*** Begin section ***

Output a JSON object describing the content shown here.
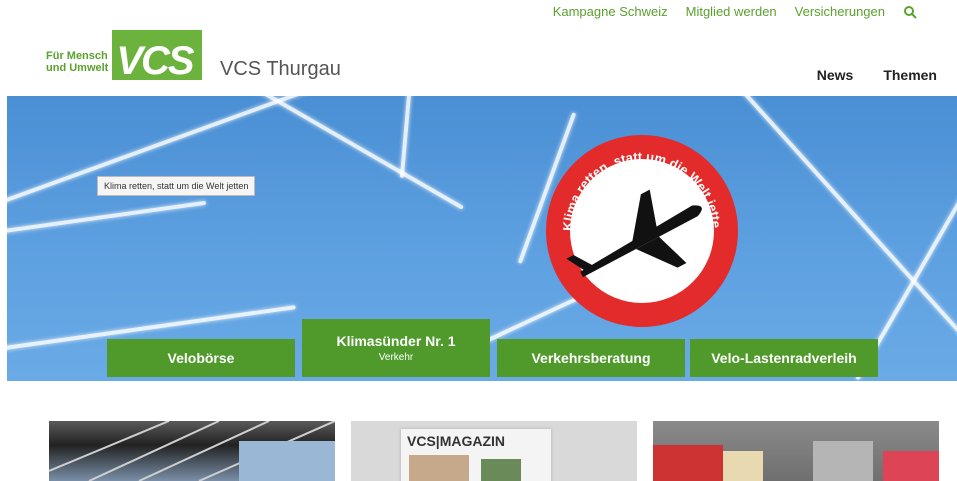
{
  "topnav": {
    "items": [
      "Kampagne Schweiz",
      "Mitglied werden",
      "Versicherungen"
    ]
  },
  "logo": {
    "claim_line1": "Für Mensch",
    "claim_line2": "und Umwelt",
    "mark": "VCS"
  },
  "site_name": "VCS Thurgau",
  "mainnav": {
    "items": [
      "News",
      "Themen"
    ]
  },
  "hero": {
    "tooltip": "Klima retten, statt um die Welt jetten",
    "sign_text": "Klima retten, statt um die Welt jetten"
  },
  "tiles": [
    {
      "label": "Velobörse"
    },
    {
      "label": "Klimasünder Nr. 1",
      "sub": "Verkehr"
    },
    {
      "label": "Verkehrsberatung"
    },
    {
      "label": "Velo-Lastenradverleih"
    }
  ],
  "cards": [
    {
      "magazine_title": ""
    },
    {
      "magazine_title": "VCS|MAGAZIN"
    },
    {
      "magazine_title": ""
    }
  ],
  "colors": {
    "accent": "#6cb33e",
    "tile": "#4f9a2b",
    "sky": "#5c9fe0",
    "sign_red": "#e32b2b"
  }
}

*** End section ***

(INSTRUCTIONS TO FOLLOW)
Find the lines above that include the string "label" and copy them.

(ANSWER)
      "label": "Velobörse"
      "label": "Klimasünder Nr. 1",
      "label": "Verkehrsberatung"
      "label": "Velo-Lastenradverleih"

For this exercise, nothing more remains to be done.